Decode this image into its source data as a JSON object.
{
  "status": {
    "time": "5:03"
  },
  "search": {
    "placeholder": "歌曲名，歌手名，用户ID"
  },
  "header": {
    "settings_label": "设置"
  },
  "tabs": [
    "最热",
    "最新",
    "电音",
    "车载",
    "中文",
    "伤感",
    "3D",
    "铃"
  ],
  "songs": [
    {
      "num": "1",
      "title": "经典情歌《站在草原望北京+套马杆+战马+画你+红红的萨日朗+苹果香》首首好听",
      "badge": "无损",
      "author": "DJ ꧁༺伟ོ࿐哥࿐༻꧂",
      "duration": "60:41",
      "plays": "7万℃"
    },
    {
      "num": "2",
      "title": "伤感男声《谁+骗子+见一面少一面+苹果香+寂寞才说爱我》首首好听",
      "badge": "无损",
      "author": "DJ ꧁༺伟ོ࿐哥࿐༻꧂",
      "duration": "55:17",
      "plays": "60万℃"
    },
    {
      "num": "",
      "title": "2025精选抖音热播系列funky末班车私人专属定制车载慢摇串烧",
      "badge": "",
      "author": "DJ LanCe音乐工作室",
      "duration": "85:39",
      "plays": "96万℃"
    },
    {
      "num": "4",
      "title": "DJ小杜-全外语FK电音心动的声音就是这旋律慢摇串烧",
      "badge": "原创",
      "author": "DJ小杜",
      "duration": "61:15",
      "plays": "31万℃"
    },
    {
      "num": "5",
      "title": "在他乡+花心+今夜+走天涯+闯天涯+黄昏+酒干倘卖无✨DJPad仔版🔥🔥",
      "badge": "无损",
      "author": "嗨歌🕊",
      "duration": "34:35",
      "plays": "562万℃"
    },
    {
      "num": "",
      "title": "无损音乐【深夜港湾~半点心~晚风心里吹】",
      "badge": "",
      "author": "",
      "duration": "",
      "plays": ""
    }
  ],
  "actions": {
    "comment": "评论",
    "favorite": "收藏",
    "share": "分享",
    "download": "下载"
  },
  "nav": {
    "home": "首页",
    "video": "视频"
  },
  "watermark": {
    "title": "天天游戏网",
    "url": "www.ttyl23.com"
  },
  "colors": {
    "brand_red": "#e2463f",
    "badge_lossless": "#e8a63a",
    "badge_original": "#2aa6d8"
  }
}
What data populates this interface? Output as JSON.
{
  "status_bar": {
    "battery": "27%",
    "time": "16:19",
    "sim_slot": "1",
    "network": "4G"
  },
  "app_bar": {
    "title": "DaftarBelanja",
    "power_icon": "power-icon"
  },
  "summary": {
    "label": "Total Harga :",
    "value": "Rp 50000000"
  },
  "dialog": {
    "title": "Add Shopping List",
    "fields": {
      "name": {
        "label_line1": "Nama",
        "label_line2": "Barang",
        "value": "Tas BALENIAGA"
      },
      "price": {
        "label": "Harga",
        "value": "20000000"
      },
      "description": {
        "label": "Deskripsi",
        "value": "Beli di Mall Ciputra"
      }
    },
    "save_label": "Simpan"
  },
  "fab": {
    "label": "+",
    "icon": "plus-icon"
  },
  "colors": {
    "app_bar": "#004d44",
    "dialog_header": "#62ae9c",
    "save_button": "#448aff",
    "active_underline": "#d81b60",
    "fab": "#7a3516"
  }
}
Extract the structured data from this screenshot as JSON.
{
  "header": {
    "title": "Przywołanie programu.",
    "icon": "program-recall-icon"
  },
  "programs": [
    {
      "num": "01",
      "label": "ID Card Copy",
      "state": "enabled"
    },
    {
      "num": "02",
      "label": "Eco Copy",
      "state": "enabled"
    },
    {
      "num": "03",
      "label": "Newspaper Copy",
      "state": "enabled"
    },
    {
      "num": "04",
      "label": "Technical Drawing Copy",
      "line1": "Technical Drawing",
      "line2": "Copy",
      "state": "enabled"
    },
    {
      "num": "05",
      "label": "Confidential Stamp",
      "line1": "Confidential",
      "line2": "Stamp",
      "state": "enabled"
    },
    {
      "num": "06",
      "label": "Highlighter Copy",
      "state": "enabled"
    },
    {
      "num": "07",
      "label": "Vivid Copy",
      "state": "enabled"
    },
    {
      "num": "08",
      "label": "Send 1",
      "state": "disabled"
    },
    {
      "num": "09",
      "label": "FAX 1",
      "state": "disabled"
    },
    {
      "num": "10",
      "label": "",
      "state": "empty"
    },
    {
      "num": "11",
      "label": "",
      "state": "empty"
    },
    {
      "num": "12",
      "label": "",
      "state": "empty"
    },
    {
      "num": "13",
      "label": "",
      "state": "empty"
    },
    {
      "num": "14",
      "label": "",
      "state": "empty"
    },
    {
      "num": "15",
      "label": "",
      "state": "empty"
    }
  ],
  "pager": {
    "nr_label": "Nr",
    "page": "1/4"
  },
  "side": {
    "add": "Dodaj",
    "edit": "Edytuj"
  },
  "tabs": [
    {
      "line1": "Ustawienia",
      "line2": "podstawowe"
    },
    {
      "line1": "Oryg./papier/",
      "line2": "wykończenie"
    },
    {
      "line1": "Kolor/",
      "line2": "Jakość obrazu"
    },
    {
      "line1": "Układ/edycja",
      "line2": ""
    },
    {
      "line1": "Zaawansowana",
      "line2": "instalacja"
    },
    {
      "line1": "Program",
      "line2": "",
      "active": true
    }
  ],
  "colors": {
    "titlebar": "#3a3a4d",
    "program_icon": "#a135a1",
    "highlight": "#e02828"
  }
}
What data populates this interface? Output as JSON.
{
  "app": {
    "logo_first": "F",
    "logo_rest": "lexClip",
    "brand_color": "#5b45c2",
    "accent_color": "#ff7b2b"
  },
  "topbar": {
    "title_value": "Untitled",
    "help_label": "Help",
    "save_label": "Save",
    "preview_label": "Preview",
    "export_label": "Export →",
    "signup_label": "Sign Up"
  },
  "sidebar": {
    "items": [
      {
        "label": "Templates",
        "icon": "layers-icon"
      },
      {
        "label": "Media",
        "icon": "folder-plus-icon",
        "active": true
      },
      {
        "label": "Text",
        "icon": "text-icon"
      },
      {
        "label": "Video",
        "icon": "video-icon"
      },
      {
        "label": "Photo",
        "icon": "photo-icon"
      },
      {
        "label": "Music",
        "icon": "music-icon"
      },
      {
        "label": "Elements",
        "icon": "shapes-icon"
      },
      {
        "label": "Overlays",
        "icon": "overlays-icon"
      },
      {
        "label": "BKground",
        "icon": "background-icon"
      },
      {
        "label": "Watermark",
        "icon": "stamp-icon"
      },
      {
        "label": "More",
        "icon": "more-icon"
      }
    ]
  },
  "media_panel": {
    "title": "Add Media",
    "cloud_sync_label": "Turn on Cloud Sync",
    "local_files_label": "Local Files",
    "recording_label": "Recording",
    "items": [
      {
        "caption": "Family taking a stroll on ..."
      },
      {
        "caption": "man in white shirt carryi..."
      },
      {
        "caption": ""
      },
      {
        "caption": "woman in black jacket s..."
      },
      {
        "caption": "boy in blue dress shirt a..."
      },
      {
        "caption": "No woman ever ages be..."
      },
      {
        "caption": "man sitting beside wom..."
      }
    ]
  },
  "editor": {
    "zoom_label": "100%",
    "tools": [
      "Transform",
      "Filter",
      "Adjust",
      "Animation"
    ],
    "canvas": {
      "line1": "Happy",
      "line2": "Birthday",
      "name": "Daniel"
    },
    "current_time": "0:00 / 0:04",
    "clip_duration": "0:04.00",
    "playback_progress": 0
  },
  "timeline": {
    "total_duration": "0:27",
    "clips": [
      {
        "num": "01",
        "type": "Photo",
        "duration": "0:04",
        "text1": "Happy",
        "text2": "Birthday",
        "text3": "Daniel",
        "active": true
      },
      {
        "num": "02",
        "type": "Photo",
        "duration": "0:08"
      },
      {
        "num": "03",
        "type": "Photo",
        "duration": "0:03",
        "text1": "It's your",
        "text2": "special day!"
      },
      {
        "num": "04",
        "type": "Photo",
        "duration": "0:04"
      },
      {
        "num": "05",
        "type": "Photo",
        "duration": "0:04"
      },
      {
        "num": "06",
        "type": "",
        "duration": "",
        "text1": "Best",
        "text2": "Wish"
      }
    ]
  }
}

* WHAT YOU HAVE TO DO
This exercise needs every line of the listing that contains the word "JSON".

* ANSWER TO THIS TASK
Decode this image into its source data as a JSON object.
What data populates this interface? Output as JSON.
Extract the structured data from this screenshot as JSON.
What data populates this interface? Output as JSON.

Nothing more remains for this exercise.